THE GATE OF HEAVENLY PEACE
In hundreds of hours of coverage of the 1989 demonstrations, the Western media rarely broadcast an interview with a Chinese participant that lasted longer than 15 seconds. The demonstrations remained a "headline story" and a harbinger of the "end of the communist era." Between commercials there was scant time to develop a sense of the personal - the passion, energy, humor, and doubts of the participants. In GATE, it is precisely these aspects that are brought alive.
The principal characters who appear in the film were chosen to represent a range of voices, opinions, and historical experiences: young students and aging intellectuals, dissidents and government officials, workers and teachers, people driven into exile after the movement and people who watched the repression unfold within China. Their collective experiences help to place the 1989 demonstrations within the context of 20th-century popular protest in China, the history of the Communist Revolution, and the particular problems of reform that the Chinese continue to confront.

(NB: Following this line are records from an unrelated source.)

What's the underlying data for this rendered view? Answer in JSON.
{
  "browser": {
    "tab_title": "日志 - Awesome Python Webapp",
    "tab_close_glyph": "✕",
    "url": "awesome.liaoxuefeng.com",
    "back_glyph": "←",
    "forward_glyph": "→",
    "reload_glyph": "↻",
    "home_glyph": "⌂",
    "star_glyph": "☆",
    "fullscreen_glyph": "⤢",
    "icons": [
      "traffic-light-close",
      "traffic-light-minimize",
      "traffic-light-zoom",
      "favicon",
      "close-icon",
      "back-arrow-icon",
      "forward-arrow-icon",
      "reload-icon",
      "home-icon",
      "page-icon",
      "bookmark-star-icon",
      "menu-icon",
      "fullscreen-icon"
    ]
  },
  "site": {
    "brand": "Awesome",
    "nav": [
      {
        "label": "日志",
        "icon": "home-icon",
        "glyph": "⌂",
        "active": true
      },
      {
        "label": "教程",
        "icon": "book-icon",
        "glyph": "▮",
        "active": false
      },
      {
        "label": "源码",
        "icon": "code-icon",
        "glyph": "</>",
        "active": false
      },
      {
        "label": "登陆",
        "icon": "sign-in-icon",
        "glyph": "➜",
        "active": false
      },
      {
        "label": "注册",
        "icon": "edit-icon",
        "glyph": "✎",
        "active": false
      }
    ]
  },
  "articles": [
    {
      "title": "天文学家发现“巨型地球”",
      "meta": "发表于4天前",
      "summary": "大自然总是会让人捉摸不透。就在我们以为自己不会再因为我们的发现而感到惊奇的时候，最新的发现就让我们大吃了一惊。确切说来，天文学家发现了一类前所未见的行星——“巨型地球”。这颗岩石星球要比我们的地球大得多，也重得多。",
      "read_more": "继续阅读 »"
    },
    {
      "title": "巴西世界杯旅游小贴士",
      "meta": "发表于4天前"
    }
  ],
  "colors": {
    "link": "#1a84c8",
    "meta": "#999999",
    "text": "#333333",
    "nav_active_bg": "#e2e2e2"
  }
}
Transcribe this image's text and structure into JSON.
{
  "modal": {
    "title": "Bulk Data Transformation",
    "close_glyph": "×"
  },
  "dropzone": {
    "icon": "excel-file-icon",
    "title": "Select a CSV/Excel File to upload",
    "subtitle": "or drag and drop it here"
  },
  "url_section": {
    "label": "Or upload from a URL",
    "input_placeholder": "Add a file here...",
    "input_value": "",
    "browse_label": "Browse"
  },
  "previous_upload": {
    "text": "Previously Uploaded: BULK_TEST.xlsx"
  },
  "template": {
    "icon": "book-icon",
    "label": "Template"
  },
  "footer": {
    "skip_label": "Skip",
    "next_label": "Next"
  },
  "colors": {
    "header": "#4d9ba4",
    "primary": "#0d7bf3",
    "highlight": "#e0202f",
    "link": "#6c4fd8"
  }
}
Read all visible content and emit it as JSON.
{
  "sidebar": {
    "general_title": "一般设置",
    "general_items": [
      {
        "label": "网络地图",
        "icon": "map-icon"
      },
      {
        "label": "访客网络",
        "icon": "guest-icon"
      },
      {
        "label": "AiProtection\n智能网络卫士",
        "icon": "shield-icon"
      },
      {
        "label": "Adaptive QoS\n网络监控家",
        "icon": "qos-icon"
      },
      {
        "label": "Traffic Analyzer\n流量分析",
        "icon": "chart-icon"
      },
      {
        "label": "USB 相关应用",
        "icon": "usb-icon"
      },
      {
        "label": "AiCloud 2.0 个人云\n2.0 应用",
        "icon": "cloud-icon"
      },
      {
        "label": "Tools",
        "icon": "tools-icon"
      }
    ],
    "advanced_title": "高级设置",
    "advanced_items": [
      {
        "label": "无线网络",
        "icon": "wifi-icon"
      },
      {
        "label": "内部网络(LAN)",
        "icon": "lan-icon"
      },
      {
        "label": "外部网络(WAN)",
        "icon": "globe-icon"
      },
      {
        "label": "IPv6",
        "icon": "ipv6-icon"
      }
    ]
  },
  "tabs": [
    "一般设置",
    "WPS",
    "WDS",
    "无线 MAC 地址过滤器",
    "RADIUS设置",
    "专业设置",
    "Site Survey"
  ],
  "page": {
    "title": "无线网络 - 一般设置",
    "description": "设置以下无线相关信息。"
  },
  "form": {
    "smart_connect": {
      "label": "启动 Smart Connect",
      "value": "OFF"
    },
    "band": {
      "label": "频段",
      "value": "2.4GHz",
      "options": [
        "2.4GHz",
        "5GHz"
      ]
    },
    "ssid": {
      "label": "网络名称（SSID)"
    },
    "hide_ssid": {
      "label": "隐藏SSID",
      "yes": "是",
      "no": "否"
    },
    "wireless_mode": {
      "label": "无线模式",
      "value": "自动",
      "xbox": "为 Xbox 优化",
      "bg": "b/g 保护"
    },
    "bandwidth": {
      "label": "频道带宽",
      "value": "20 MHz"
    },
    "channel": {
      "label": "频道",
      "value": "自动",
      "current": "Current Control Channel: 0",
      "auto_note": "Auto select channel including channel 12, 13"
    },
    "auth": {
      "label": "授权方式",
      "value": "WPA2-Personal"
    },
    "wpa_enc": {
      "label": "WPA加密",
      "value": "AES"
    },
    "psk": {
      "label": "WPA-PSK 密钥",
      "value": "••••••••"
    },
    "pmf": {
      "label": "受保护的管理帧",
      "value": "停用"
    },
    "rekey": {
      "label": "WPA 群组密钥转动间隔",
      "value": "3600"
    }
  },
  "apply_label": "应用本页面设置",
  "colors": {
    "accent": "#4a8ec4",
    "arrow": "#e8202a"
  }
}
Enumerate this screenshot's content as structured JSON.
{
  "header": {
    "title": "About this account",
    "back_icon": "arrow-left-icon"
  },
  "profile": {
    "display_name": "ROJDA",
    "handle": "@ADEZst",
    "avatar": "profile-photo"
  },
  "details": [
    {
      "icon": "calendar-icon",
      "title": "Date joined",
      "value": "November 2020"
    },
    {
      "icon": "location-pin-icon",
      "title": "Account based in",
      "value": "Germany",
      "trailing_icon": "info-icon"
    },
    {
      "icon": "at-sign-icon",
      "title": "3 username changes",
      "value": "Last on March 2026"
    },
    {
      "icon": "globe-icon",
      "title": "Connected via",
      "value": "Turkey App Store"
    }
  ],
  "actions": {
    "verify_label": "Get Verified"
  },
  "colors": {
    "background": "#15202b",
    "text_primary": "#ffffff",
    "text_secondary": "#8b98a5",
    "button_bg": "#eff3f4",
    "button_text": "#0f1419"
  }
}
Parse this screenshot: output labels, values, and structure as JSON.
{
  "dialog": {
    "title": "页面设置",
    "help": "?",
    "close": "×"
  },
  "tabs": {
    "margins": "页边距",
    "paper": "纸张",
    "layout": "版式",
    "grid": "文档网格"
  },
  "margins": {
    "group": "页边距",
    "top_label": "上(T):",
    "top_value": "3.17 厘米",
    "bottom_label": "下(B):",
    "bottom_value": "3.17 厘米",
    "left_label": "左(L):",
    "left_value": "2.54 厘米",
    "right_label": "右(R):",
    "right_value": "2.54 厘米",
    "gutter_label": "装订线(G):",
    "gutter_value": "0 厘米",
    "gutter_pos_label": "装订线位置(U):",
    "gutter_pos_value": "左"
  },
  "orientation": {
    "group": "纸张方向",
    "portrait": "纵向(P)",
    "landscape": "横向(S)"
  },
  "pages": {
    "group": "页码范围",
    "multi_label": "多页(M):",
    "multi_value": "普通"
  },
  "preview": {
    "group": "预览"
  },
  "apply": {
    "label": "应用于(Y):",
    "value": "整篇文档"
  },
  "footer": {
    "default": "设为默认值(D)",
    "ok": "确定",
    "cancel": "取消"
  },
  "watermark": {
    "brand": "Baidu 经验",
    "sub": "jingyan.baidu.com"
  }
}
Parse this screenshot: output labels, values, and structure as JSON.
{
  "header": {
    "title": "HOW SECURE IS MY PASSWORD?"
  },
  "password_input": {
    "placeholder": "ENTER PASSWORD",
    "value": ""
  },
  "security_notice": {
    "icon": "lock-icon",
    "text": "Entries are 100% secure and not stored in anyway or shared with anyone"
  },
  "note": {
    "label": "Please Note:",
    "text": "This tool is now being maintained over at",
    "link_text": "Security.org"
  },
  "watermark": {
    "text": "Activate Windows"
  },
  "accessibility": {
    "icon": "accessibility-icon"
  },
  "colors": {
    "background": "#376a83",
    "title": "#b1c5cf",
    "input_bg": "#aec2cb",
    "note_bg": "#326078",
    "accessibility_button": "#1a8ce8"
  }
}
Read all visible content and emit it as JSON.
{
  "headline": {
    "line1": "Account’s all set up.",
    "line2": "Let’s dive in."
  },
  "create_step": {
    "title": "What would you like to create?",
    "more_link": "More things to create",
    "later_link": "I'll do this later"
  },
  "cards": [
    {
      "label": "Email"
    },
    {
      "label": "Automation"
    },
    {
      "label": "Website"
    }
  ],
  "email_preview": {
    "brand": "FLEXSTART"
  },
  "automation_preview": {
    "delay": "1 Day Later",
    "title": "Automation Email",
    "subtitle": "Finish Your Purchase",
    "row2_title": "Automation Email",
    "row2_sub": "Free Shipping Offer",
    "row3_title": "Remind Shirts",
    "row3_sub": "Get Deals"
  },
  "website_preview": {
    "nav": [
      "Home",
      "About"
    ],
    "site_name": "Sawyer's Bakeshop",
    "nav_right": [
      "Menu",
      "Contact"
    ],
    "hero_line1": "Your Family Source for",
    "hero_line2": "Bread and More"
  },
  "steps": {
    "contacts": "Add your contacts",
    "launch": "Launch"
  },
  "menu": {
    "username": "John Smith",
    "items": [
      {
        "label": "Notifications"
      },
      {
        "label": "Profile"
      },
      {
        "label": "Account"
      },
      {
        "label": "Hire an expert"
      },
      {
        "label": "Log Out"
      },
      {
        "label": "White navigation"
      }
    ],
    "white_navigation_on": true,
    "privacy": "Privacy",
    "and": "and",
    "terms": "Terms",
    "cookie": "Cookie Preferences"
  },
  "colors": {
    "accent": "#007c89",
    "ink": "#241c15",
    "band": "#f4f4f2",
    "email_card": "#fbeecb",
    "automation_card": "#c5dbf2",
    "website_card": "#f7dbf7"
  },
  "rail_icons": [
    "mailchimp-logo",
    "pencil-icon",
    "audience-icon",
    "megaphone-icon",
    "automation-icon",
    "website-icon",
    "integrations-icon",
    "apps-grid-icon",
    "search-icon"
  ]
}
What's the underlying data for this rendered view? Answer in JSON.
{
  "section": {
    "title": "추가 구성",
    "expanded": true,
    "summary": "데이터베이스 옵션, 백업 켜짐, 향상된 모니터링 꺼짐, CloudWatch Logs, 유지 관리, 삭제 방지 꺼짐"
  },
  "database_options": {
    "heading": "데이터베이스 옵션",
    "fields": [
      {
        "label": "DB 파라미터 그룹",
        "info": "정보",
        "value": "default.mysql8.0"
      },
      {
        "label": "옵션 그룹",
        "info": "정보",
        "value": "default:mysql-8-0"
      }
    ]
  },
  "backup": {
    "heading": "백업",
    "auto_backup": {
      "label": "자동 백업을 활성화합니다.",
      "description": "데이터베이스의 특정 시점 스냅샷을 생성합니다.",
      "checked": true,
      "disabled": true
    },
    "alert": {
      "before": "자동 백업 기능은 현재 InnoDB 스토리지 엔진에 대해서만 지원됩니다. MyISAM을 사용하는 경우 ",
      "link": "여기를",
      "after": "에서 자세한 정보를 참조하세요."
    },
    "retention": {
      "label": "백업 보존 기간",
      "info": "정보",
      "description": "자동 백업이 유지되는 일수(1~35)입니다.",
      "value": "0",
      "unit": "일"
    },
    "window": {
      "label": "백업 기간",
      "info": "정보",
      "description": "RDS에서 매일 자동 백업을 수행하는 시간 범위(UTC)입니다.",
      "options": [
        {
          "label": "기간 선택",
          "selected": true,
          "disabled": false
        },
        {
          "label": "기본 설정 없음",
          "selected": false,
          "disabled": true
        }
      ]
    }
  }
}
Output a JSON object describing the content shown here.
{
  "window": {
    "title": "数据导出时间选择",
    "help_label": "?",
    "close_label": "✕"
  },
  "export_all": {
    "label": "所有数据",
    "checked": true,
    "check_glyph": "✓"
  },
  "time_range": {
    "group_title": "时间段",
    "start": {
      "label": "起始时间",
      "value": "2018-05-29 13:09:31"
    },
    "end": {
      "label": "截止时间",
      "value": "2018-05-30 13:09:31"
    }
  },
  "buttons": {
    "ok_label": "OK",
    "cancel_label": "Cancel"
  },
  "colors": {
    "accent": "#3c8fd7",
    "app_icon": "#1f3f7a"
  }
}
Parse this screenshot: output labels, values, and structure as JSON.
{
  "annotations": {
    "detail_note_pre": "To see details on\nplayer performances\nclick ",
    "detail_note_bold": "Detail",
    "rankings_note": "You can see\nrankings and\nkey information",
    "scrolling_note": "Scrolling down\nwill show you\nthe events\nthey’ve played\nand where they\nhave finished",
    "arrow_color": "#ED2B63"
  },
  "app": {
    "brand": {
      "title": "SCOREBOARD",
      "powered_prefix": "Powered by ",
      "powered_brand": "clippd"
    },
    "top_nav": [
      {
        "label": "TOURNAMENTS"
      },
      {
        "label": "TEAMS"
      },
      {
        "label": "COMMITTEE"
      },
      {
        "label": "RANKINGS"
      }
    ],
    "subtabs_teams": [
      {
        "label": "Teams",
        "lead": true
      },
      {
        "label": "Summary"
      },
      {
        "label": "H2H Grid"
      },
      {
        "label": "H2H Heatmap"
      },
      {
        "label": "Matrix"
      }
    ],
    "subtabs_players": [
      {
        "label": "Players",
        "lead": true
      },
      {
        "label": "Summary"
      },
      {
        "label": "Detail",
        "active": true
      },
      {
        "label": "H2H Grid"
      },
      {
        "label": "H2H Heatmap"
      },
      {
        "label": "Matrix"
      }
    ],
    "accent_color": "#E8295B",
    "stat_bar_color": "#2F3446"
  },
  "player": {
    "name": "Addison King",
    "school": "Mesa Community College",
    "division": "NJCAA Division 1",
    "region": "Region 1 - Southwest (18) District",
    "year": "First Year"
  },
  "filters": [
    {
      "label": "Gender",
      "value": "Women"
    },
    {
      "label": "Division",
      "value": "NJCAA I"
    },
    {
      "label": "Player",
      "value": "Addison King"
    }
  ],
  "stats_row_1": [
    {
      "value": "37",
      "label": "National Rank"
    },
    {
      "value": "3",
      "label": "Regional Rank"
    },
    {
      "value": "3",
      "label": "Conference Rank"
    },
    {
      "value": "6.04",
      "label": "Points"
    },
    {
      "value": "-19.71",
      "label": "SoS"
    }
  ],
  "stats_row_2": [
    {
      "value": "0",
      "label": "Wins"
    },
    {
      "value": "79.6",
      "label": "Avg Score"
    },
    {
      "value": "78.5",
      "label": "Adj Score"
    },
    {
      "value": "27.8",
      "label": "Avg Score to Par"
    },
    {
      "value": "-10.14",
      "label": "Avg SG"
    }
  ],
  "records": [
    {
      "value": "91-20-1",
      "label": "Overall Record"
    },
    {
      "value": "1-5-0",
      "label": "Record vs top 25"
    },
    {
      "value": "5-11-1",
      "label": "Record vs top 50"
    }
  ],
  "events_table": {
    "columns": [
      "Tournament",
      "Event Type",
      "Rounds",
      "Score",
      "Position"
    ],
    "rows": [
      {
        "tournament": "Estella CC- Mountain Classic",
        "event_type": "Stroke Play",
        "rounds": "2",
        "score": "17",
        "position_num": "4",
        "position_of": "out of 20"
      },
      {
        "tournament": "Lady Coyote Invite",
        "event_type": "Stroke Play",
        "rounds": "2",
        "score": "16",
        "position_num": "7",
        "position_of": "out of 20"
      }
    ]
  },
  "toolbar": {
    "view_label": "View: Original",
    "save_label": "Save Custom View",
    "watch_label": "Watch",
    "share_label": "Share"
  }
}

Read more about the key characters in GATE here:
This section contains short biographies about both historical and contemporary figures who influenced the 1989 movement in a number of ways. Many of these people are featured in THE GATE OF HEAVENLY PEACE in archival footage. Others who were involved in the events of 1989 but who for various reasons could not be included in the film are also listed.